Please copy all of the data that follows exactly, leaving any pictures out.

DATA FOR THE TASK:

┌────────

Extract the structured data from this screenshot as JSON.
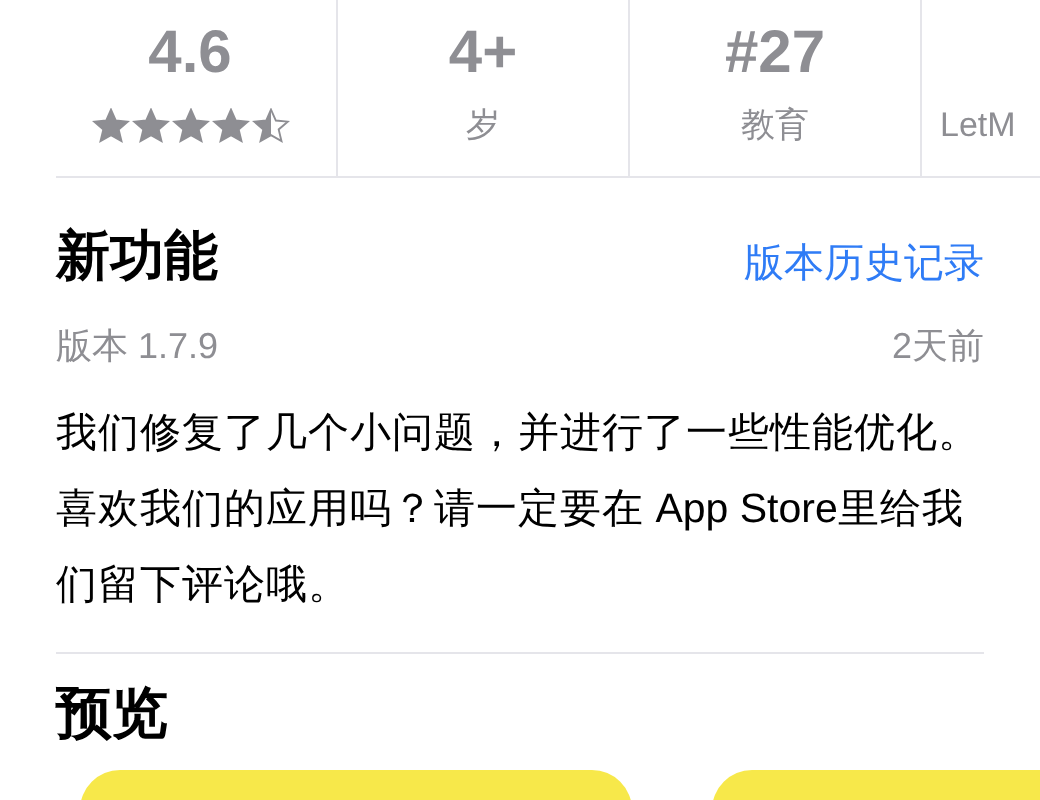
{
  "stats": [
    {
      "kind": "rating",
      "value": "4.6",
      "stars": 4.5
    },
    {
      "kind": "text",
      "value": "4+",
      "label": "岁"
    },
    {
      "kind": "rank",
      "value": "#27",
      "label": "教育"
    },
    {
      "kind": "text",
      "label": "LetM"
    }
  ],
  "whats_new": {
    "title": "新功能",
    "link": "版本历史记录",
    "version": "版本 1.7.9",
    "date": "2天前",
    "notes": "我们修复了几个小问题，并进行了一些性能优化。喜欢我们的应用吗？请一定要在 App Store里给我们留下评论哦。"
  },
  "preview": {
    "title": "预览"
  }
}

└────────

EXERCISE RESULT:
Extract the structured data from this screenshot as JSON.
{
  "stats": [
    {
      "kind": "rating",
      "value": "4.6",
      "stars": 4.5
    },
    {
      "kind": "text",
      "value": "4+",
      "label": "岁"
    },
    {
      "kind": "rank",
      "value": "#27",
      "label": "教育"
    },
    {
      "kind": "text",
      "label": "LetM"
    }
  ],
  "whats_new": {
    "title": "新功能",
    "link": "版本历史记录",
    "version": "版本 1.7.9",
    "date": "2天前",
    "notes": "我们修复了几个小问题，并进行了一些性能优化。喜欢我们的应用吗？请一定要在 App Store里给我们留下评论哦。"
  },
  "preview": {
    "title": "预览"
  }
}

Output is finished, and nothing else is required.